Facts are also stubborn because every word he said about the Isakson amendment is inaccurate. He did not discuss a single word of the 614 pages, except to say before you grant legal status to people here illegally, we must have border security so we do not repeat the tragedy of 1986.
In Deep South Georgia, we have an old saying: If you want to get the mud out of the spring, you have to get the hog out of the water. The hog in the water in this debate is those who have been trying to obfuscate everything we are trying to say.
Simply, we want the same thing. We want comprehensive reform. That begins with what the President said last night: Border security first. The President said last night that we can do it by 2008. Ask Congress for the money. This is an authorization. I want a commitment.
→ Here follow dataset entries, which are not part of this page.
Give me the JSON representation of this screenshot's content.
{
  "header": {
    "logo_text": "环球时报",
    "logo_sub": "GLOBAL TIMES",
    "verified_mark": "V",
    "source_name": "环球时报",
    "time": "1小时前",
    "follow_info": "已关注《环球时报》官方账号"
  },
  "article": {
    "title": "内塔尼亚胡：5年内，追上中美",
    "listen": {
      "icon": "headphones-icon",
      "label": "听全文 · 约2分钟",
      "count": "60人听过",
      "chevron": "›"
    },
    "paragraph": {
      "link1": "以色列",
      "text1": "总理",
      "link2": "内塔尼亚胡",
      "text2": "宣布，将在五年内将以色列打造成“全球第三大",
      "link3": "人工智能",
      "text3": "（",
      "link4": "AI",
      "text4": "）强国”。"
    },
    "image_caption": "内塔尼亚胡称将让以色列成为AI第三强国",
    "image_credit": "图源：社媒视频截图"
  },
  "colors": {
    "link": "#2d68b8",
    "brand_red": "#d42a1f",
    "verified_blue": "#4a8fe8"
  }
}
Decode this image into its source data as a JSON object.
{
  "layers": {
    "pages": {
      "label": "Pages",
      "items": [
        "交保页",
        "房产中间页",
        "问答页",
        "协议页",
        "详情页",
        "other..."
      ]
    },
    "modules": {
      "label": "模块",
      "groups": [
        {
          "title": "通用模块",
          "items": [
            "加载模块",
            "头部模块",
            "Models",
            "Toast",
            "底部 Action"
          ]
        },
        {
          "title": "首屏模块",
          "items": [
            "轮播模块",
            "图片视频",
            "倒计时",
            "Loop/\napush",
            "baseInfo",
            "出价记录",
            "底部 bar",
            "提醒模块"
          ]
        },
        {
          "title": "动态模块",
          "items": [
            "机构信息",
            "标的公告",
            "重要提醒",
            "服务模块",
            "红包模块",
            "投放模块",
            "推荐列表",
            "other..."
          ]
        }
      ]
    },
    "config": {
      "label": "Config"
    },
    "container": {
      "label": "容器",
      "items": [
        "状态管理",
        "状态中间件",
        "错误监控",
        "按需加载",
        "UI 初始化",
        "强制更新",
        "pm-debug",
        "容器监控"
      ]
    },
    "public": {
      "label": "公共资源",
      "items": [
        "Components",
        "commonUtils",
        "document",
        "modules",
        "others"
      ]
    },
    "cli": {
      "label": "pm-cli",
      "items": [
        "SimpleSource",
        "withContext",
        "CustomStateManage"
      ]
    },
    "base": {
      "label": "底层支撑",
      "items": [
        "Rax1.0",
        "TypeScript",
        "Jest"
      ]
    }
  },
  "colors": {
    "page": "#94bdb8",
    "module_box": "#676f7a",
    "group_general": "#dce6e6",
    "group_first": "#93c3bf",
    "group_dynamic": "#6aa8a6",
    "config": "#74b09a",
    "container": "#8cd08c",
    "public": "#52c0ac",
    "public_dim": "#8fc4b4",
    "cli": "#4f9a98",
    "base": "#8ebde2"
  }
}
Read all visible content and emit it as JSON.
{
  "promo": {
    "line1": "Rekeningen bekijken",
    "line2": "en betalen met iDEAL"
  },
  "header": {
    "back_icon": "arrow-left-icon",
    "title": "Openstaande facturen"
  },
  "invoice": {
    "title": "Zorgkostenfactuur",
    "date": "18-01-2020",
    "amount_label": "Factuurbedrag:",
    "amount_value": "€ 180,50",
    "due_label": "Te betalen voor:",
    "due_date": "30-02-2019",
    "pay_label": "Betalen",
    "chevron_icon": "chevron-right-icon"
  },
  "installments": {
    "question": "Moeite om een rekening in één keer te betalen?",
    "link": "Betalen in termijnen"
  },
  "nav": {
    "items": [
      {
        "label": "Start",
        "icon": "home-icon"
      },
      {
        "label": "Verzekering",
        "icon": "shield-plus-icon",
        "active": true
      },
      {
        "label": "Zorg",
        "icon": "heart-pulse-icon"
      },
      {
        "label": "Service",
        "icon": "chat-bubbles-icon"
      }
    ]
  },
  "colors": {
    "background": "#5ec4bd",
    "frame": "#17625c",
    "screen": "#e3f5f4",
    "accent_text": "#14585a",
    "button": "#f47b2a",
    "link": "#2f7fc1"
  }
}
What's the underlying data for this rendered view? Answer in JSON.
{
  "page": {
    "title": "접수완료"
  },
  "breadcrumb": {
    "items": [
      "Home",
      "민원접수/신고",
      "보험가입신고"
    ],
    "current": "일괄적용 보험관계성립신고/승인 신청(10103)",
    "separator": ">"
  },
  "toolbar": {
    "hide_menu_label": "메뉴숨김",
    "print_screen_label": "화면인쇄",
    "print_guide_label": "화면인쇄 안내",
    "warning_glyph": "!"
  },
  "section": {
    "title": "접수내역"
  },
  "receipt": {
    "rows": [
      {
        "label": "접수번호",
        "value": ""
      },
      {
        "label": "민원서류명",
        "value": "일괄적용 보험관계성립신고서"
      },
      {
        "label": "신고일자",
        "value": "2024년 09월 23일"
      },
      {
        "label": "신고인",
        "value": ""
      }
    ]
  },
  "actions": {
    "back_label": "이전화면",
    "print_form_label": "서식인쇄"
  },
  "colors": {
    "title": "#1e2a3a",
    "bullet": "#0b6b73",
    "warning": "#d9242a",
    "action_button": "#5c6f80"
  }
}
If we do not commit to the people of the United States of America--our school systems that are overcrowded, our health care and emergency rooms that are challenged, our civil justice system is challenged--and see to it that we get a border that is secure so we can manage our legal immigration in the future, history will be the teacher that we had in 1986.
Facts are stubborn things. The fact is, the Isakson amendment on this comprehensive reform says what the President said last night, that securing the border first is job one. I submit anything that anyone says that is the opposite means they want to repeat the tragedy of 1986.
I ask my colleagues to sincerely search their heart and soul for their constituents and vote in favor of this amendment. Let's have comprehensive reform that begins with a secure border.